7:18 PM, 12/22/14
A Felony Plea Can't Keep Michael Grimm Out Of Congress
2:00 PM, 12/19/14
Feds Accuse McDonald's Of Violating Workers' Rights
Last week, I wrote a piece in this space lamenting the fact that so many Democrats had voted for a budget package that gutted a key provision of the Dodd-Frank Act. The so called swaps push-out provision, now repealed, required banks to separate their speculative business in derivatives from depository banking covered by government insurance and further protected by the Federal Reserve.
Since many traditional Democratic constituencies strongly oppose these deals it is reasonable to ask why the Obama administration is so intent on pushing them. The answer is simple: money.
Does hacking into a private entertainment corporation's computer files constitute an act of war? Against whom, exactly?
In 2014, serious voices from Pope Francis to Thomas Piketty, in his book Capital in the 21st Century, have lamented ever-widening inequality. Others have expressed concern that "the second machine age" of digital technologies will entail the massive elimination of jobs.
In denouncing Obama's Cuba initiative, Republican political figures have planted themselves firmly in the past, just as they had denounced diplomatic ties with China and the Panama Canal treaty.
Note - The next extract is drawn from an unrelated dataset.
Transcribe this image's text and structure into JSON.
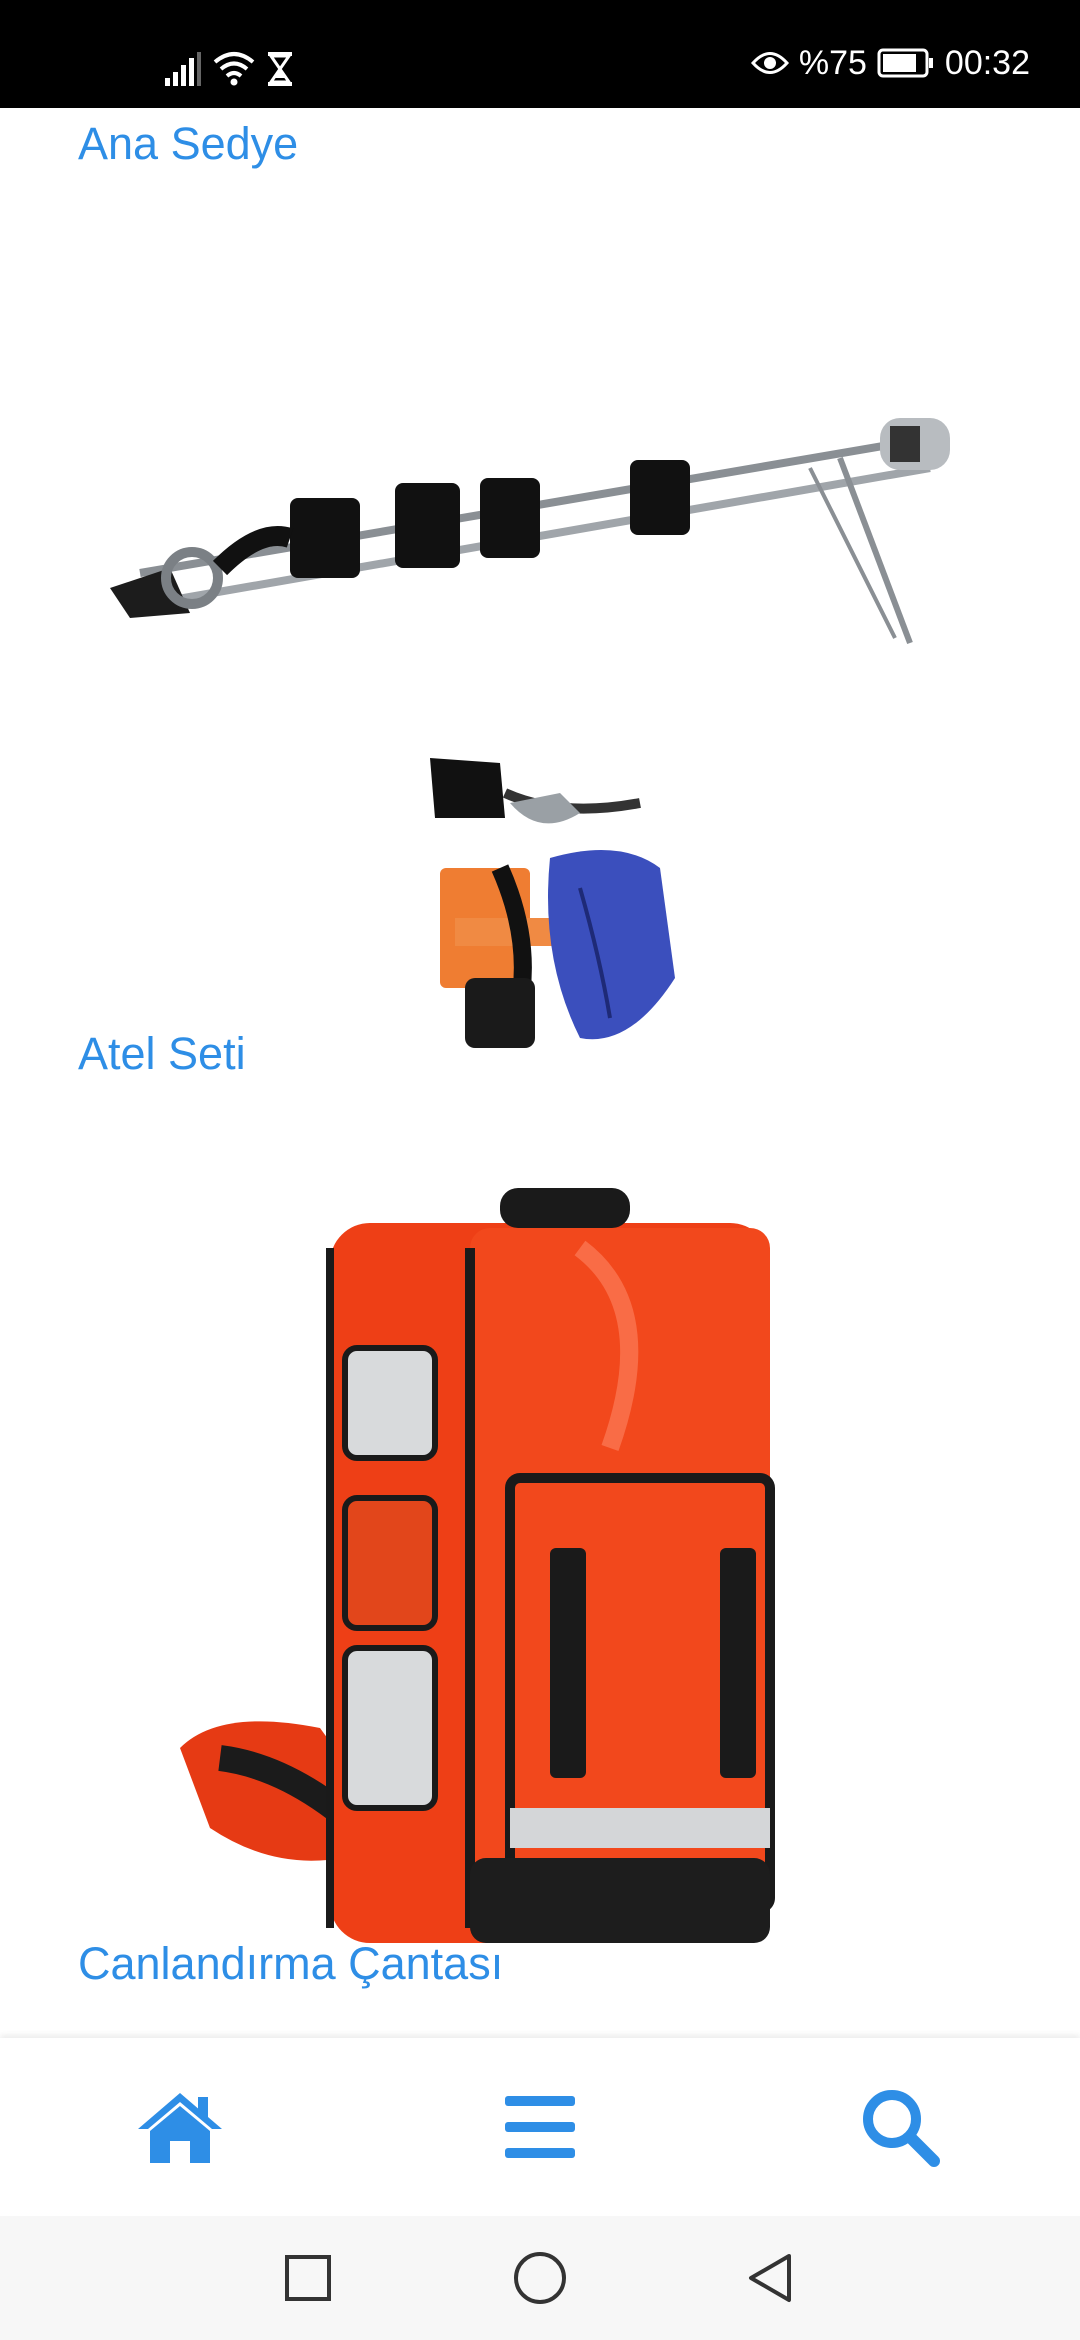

Two weeks before Charles Schumer once again delivered for Wall Street with the omnibus budget deal, he gave a major speech in which he sounded like a progressive champion. He embodies the contradictions that will tear the Democratic Party apart over the next two years.
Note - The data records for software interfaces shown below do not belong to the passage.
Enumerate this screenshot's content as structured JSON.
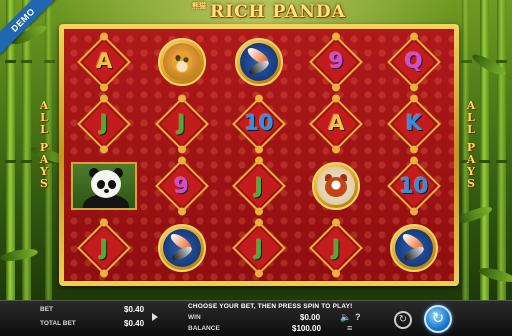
{
  "demo_label": "DEMO",
  "logo": {
    "cn": "熊猫",
    "title": "RICH PANDA"
  },
  "side_text": {
    "left": [
      "A",
      "L",
      "L",
      " ",
      "P",
      "A",
      "Y",
      "S"
    ],
    "right": [
      "A",
      "L",
      "L",
      " ",
      "P",
      "A",
      "Y",
      "S"
    ]
  },
  "reels": [
    [
      {
        "symbol": "A",
        "color": "#f4c23a"
      },
      {
        "symbol": "J",
        "color": "#47b02c"
      },
      {
        "symbol": "panda"
      },
      {
        "symbol": "J",
        "color": "#47b02c"
      }
    ],
    [
      {
        "symbol": "leopard"
      },
      {
        "symbol": "J",
        "color": "#47b02c"
      },
      {
        "symbol": "9",
        "color": "#d04ad8"
      },
      {
        "symbol": "koi"
      }
    ],
    [
      {
        "symbol": "koi"
      },
      {
        "symbol": "10",
        "color": "#2f8fe0"
      },
      {
        "symbol": "J",
        "color": "#47b02c"
      },
      {
        "symbol": "J",
        "color": "#47b02c"
      }
    ],
    [
      {
        "symbol": "9",
        "color": "#d04ad8"
      },
      {
        "symbol": "A",
        "color": "#f4c23a"
      },
      {
        "symbol": "red-panda"
      },
      {
        "symbol": "J",
        "color": "#47b02c"
      }
    ],
    [
      {
        "symbol": "Q",
        "color": "#d04ad8"
      },
      {
        "symbol": "K",
        "color": "#2f8fe0"
      },
      {
        "symbol": "10",
        "color": "#2f8fe0"
      },
      {
        "symbol": "koi"
      }
    ]
  ],
  "bottom_bar": {
    "bet_label": "BET",
    "bet_value": "$0.40",
    "total_bet_label": "TOTAL BET",
    "total_bet_value": "$0.40",
    "message": "CHOOSE YOUR BET, THEN PRESS SPIN TO PLAY!",
    "win_label": "WIN",
    "win_value": "$0.00",
    "balance_label": "BALANCE",
    "balance_value": "$100.00",
    "sound_icon": "speaker-icon",
    "help_label": "?",
    "menu_icon": "hamburger-icon",
    "autoplay_icon": "autoplay-icon",
    "spin_icon": "spin-icon"
  }
}
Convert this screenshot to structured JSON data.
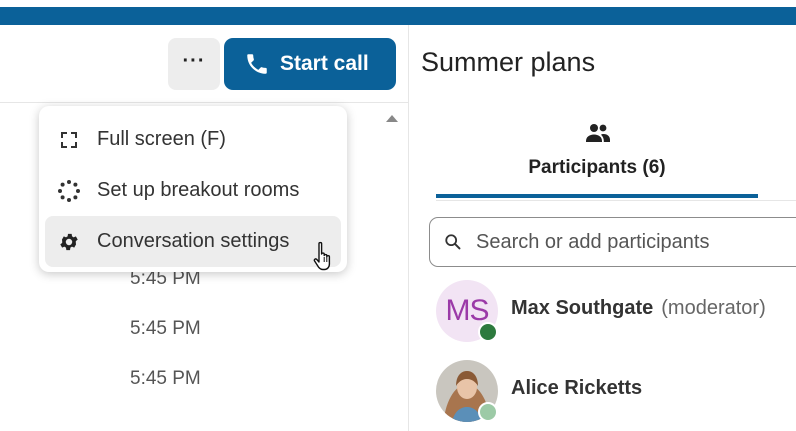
{
  "header": {
    "more_label": "···",
    "start_call_label": "Start call"
  },
  "timeline": {
    "times": [
      "5:45 PM",
      "5:45 PM",
      "5:45 PM"
    ]
  },
  "menu": {
    "items": [
      {
        "label": "Full screen (F)",
        "icon": "fullscreen-icon"
      },
      {
        "label": "Set up breakout rooms",
        "icon": "breakout-rooms-icon"
      },
      {
        "label": "Conversation settings",
        "icon": "gear-icon",
        "hovered": true
      }
    ]
  },
  "conversation": {
    "title": "Summer plans"
  },
  "tabs": [
    {
      "label": "Participants (6)",
      "icon": "participants-icon",
      "active": true
    }
  ],
  "search": {
    "placeholder": "Search or add participants",
    "value": ""
  },
  "participants": [
    {
      "name": "Max Southgate",
      "role": "(moderator)",
      "initials": "MS",
      "status": "online",
      "status_color": "#2d7a3e"
    },
    {
      "name": "Alice Ricketts",
      "role": "",
      "initials": "",
      "status": "offline",
      "status_color": "#9ccaa6"
    }
  ],
  "colors": {
    "accent": "#0b6199",
    "avatar_bg": "#f2e4f4",
    "avatar_text": "#9b3aa8"
  }
}
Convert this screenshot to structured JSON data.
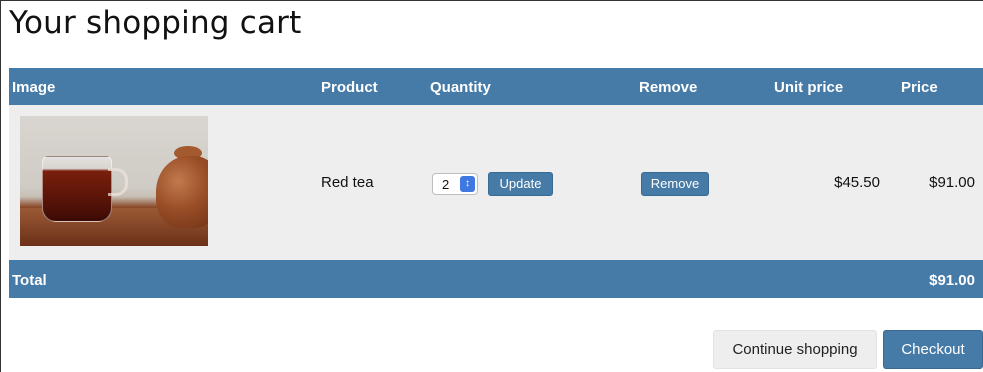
{
  "page": {
    "title": "Your shopping cart"
  },
  "table": {
    "headers": {
      "image": "Image",
      "product": "Product",
      "quantity": "Quantity",
      "remove": "Remove",
      "unit_price": "Unit price",
      "price": "Price"
    },
    "rows": [
      {
        "image_icon": "red-tea-product-photo",
        "product": "Red tea",
        "quantity": "2",
        "update_label": "Update",
        "remove_label": "Remove",
        "unit_price": "$45.50",
        "price": "$91.00"
      }
    ],
    "total": {
      "label": "Total",
      "value": "$91.00"
    }
  },
  "actions": {
    "continue_label": "Continue shopping",
    "checkout_label": "Checkout"
  },
  "colors": {
    "accent": "#467aa7",
    "row_background": "#eeeeee",
    "secondary_button": "#eeeeee",
    "stepper": "#3f78e0"
  }
}
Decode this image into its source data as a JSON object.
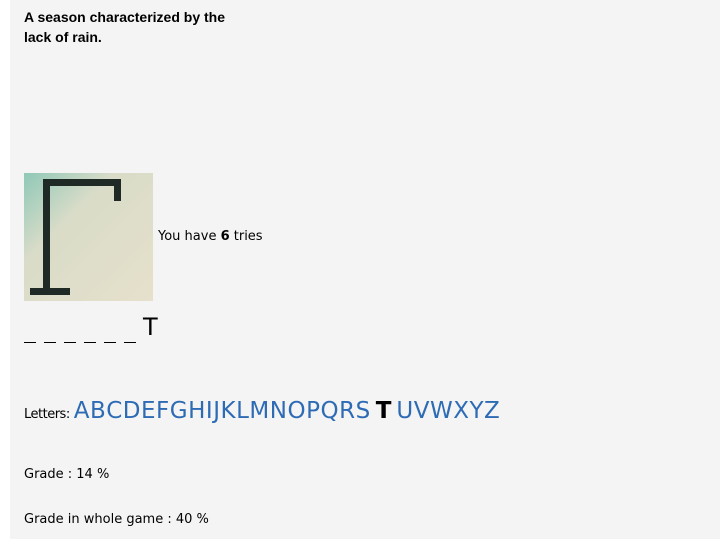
{
  "question": {
    "line1": "A season characterized by the",
    "line2": "lack of rain."
  },
  "gallows_icon": "gallows-image",
  "tries": {
    "prefix": "You have ",
    "count": "6",
    "suffix": " tries"
  },
  "word": {
    "slots": [
      "_",
      "_",
      "_",
      "_",
      "_",
      "_"
    ],
    "revealed_letter": "T"
  },
  "letters": {
    "label": "Letters:",
    "items": [
      "A",
      "B",
      "C",
      "D",
      "E",
      "F",
      "G",
      "H",
      "I",
      "J",
      "K",
      "L",
      "M",
      "N",
      "O",
      "P",
      "Q",
      "R",
      "S",
      "T",
      "U",
      "V",
      "W",
      "X",
      "Y",
      "Z"
    ],
    "used": [
      "T"
    ]
  },
  "grade": "Grade : 14 %",
  "grade_game": "Grade in whole game : 40 %",
  "colors": {
    "letter_link": "#2e6bb5",
    "panel_bg": "#f4f4f4"
  }
}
I pray for unity in the city, as pain runs deep in many communities. But, we will no longer tolerate those, like Pat Lynch, who want to create more pain by attempting to divide the people and those who have taken an oath to protect and serve them.
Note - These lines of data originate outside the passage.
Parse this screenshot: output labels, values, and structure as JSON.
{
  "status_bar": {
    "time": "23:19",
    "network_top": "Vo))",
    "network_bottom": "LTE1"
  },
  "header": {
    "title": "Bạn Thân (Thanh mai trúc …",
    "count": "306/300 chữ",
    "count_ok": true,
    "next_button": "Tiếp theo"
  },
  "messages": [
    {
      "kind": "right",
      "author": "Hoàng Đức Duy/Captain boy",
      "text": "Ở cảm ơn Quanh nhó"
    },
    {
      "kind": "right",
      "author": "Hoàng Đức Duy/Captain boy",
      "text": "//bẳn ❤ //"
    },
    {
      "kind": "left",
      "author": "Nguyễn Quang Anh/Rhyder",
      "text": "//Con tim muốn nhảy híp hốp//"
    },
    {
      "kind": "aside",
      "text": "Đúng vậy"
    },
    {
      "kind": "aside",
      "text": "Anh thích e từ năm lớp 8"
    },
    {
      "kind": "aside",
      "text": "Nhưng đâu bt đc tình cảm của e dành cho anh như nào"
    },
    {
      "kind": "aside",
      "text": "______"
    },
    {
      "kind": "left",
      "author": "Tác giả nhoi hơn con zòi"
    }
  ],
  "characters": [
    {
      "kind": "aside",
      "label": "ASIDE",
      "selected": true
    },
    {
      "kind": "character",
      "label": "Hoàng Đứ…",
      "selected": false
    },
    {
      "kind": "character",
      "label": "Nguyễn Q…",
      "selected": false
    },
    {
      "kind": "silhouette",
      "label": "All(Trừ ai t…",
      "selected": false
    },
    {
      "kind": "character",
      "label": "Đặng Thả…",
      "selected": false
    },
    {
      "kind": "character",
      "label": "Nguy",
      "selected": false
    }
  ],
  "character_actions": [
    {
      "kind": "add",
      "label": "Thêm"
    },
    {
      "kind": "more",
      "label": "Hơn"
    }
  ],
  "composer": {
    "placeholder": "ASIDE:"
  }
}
Leaving aside the fact that states, and for that matter the federal government, cannot force states to criminalize marijuana, the lawsuit gets things backwards -- it is Nebraska, Oklahoma and other states with marijuana prohibition that are creating a public nuisance.
Consider this: The federal government could, without any new laws, significantly restrict both the supply of, and demand for, fossil fuels. Only the state has the power to euthanize the fossil fuel industry. If the climate movement is serious about controlling Big Carbon it needs to get serious about Big Government.
All the hullaballoo over the United States government's' use of torture as an officially-sanctioned intelligence gathering process was bad enough. It brought back memories of a shameful period in American history. But when Dick Cheney reappeared to defend the practice of torture, it was the worst specter of Christmas past.
In 1964, at the height of the civil rights movement, the great organizer Ella Baker said: "Until the killing of black men, black mothers' sons, becomes as important to the rest of the country as the killing of a white mother's sons, we who believe in freedom cannot rest."
It's that time of year when people are making lists and checking them twice. Here is my action list about ways to fix the criminal justice system, with suggestions for steps we all can take. The time is ripe for change. Here's to making it happen in 2015.
Shrum and Lowry discuss North Korea's film fatwa and Cheney's eagerness to become Mr. Torture. Then: If Nixon recognized China 25 years after its Communist Revolution, why shouldn't Obama do so with Cuba 50 years later? And can the third Bush beat the first woman?
According to a recently released report from the nonprofit organization China Labor Watch (CLW), many popular toy brands are manufactured in Chinese factories that have been found to have repeatedly committed a vast number of worker rights violations.
Police officers are now poised to treat pretty much anyone as a potential assailant. Already, chiefs and sheriffs around the country are creating new policies, and urging their officers to become extra vigilant.
With a bold stroke, the president has shaken up the political and diplomatic landscape from one end of the Americas to the other, with important potential benefits for the United States.
From the report on torture we can draw three lessons. The first is a terrible one, but the other two are encouraging. The first thing the report teaches us is that it is possible for the most prominent intelligence agency of the world's most powerful democracy to commit torture on a large scale
With a thaw in U.S.-Cuban relations we might have an opportunity to come to terms with the long and sordid history of the United States' actions in the Caribbean divorced from the anti-communist hyperbole we still hear from some politicians and pundits.
For The Interview, it appears for the moment, the show will not go on. It's hard to know exactly what motivated the theater chains that cancelled the show. The end result is that we have now allowed the government of North Korea to dictate content.